Travelers know the sound well,
“Sarong for the pretty lady”
“Yes? Lunch time?”
You can’t travel around the globe without being persistently pursued by touts and street vendors. Instead of crossing the street, avoiding eye contact and repeating “no, thank you” over and over again, maybe we should pause and consider what we can learn from the seasoned touts making a living on the streets of the world.
7 of the Most Successful Selling Tactics Learned from Touts and Street Vendors
Know Your Customer
Touts know who their customer is. They can spot you from 500 meters, and trust me they know the exchange rate. They know the prices in your home country and use it against you to illuminate how “cheap, cheap” their item is.
They pay attention to the clothes you wear or the hotel you walked out of, and price their items accordingly. Also, if you won’t pay the price they request, most vendors know that the next buyer will. If they let you walk away it is because you’ve negotiated the price below what they think they can get out of you.
Make Eye Contact
The quickest way to get rid of a tout on the street is to avoid eye contact. They may follow you for a few minutes and continue to try to lock eyes, but in the end they will give up without your eye contact. Vendors watch your eyes, they can tell when your eyes linger on a certain item and are quick to start the negotiating process. By making eye contact with them or something they are selling you are telling them that you are interested and a potential buyer.
Each seller wants you to believe and trust that their item is the best for you to buy. Eye contact is a practice they have perfected and it demonstrates confidence in their product and keeps you engaged during the negotiations.
Stay With The Buyer
Most everyone with something to sell will stay with you, whether it is following you down the street in their tuk tuk or walking with you through their store. Vendors know that once they walk away, you could quickly reconsider the purchase and walk out. By staying with you they are able to keep the pressure on and shorten the selling process. They have seen it work more often than not, which is why they stay persistent.
Always Negotiate On Price
Vendors will scan you up and down looking for buying cues. They use their experience to price the item at what they think you will pay. They will start at 3–4x what the item is worth and wait for you to negotiate it down. Negotiation is the fun part of shopping in Asia, so go back and forth but remember you are working with professionals! Everything is fair game and it is the buyer’s responsibility to know what it’s worth, and the vendor’s opportunity for a jackpot.
You can’t say no only once or twice to a persistent tout. You have to say no, walk away and keep walking for a few minutes for most of them to leave you alone. They might stand next to you on the beach while you completely ignore them for 5 minutes because they see something in you that could potentially give them a sale.

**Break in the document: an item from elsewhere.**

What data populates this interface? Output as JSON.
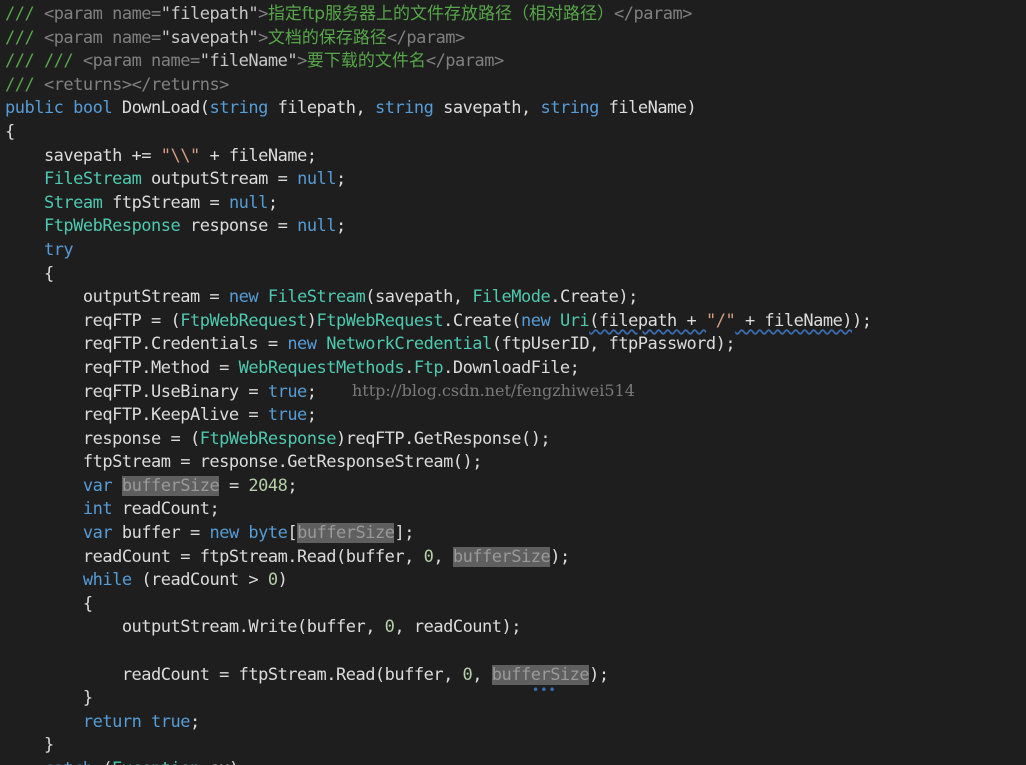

Taking no for answer is not an option. “No” is just an opportunity to ask again and ensure that you don’t need transport, or a sarong, or a massage. If you don’t need it today then maybe you will need it tomorrow? Or the next day? Or the day after that? The percentage of “no’s” touts receive would be enough to turn anyone from a job in sales, but they keep selling and asking and persisting.

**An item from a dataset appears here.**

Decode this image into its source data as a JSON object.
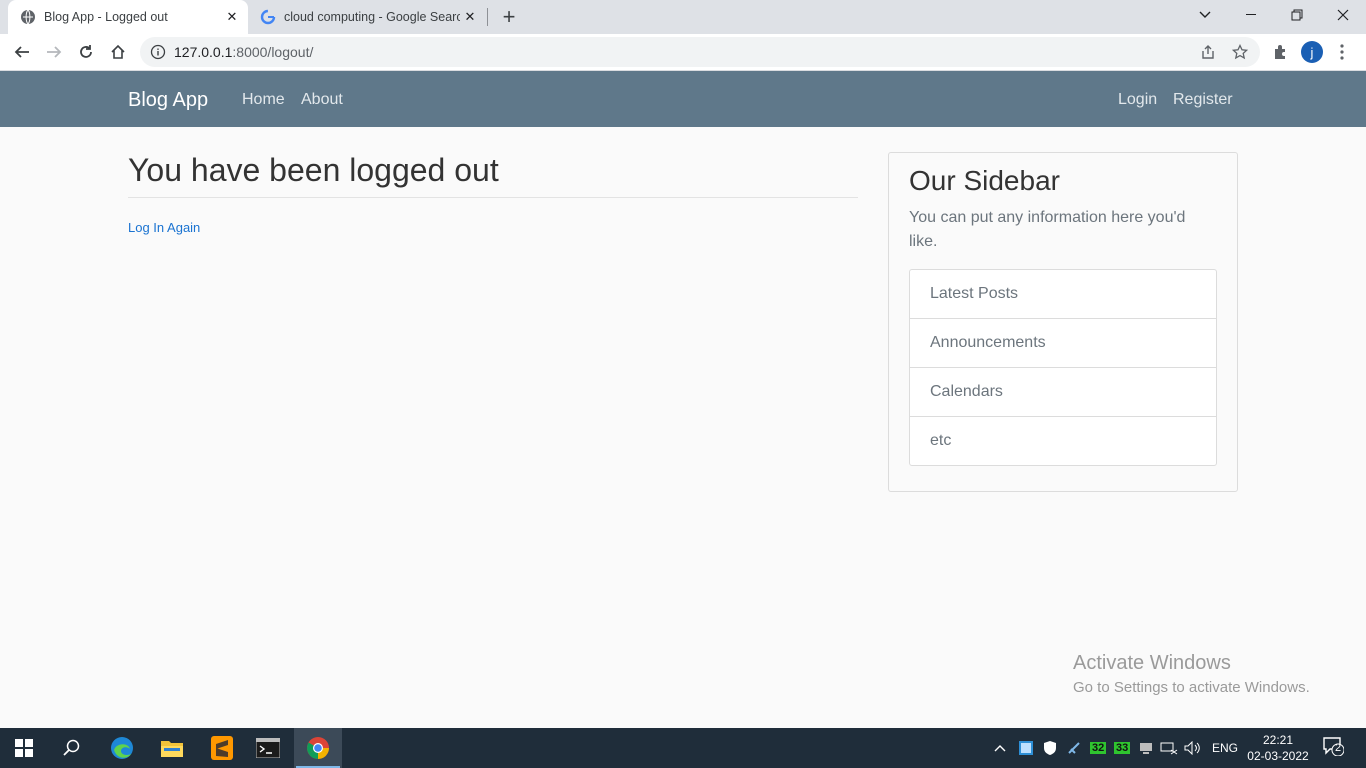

Ask The Buyer’s Price Point
Many times I have been suckered in by browsing a store with no intention to buy and I hear that infamous question: “How much do you want to pay?”. A second ago I didn’t want to buy anything and now I am considering how much I would pay if maybe I bought a new purse that I don’t need. So maybe I throw out an extremely low price thinking that he will laugh and send me on my way.
By throwing out that price I have inadvertently verbally committed to buying this item if it was at my named price. Of course he won’t take my offer he will open with negotiations maybe 20 – 50% higher. He’s not going to lose the sale by offering a ridiculous price but he won’t settle, because time and time again he’s easily out-negotiated a simple tourist.
Assume the Sell
Touts do a great job of getting their item in your hand, even if you don’t want it there. They assume you are going to buy whatever mood ring, bird food, flying glow in the dark pirate ship they offer. If they physically put it in your hands you will feel even more inclined to take ownership and pass over the dollar or two that they are asking for. I had a seller empty an entire bag of bird seed into my hand against my will and then demand payment. They are sneaky, but smart.
In university, professors drill the basic selling tactics into our heads and send us out into the workforce to cold call, persuade and close the sale. There aren’t written rules for selling in Asia, just age-old practices that are continually successful. Maybe instead of avoiding a tout, engage them and pick up a sales lesson or two for free (or for the cost of a taxi ride).
Great analysis of this! It happens to me most often in Central America, though few vendors actually make the sale because this aggressive persistence turns me off. Unless it’s a child. I’m a sucker for anything a kid is selling.
They are persistent, and we also will prefer to buy from someone low key than from someone who’s bothering us. But it must work because plenty of people are buying!